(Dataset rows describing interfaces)
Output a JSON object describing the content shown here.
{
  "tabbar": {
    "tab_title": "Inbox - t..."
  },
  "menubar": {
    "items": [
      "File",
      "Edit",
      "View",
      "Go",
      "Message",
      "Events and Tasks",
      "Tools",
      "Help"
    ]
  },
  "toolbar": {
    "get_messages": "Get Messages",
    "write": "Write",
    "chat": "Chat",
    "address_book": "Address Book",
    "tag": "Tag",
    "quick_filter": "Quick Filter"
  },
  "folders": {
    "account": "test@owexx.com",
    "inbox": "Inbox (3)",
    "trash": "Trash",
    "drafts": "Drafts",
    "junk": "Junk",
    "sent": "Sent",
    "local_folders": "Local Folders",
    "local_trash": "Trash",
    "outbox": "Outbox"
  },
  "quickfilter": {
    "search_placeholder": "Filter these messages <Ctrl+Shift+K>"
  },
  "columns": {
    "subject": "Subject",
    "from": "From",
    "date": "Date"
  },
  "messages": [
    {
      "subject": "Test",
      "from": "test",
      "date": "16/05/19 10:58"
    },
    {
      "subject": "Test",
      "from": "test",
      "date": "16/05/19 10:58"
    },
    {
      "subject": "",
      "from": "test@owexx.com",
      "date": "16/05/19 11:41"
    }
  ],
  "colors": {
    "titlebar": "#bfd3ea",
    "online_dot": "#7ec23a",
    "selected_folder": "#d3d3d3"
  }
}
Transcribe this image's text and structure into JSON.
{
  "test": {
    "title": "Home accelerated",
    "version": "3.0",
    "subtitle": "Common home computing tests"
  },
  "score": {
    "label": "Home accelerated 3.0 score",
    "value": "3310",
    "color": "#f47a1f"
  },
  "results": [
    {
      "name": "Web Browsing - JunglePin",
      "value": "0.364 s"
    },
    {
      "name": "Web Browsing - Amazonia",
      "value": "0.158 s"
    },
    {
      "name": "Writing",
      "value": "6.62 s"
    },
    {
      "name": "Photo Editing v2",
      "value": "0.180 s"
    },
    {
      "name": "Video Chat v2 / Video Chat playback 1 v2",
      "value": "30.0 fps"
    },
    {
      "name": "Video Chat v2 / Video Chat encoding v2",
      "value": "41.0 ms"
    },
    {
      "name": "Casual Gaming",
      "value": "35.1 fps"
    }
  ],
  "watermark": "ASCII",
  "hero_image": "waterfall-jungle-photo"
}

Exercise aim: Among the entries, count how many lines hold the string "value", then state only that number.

Solution to this exercise: 8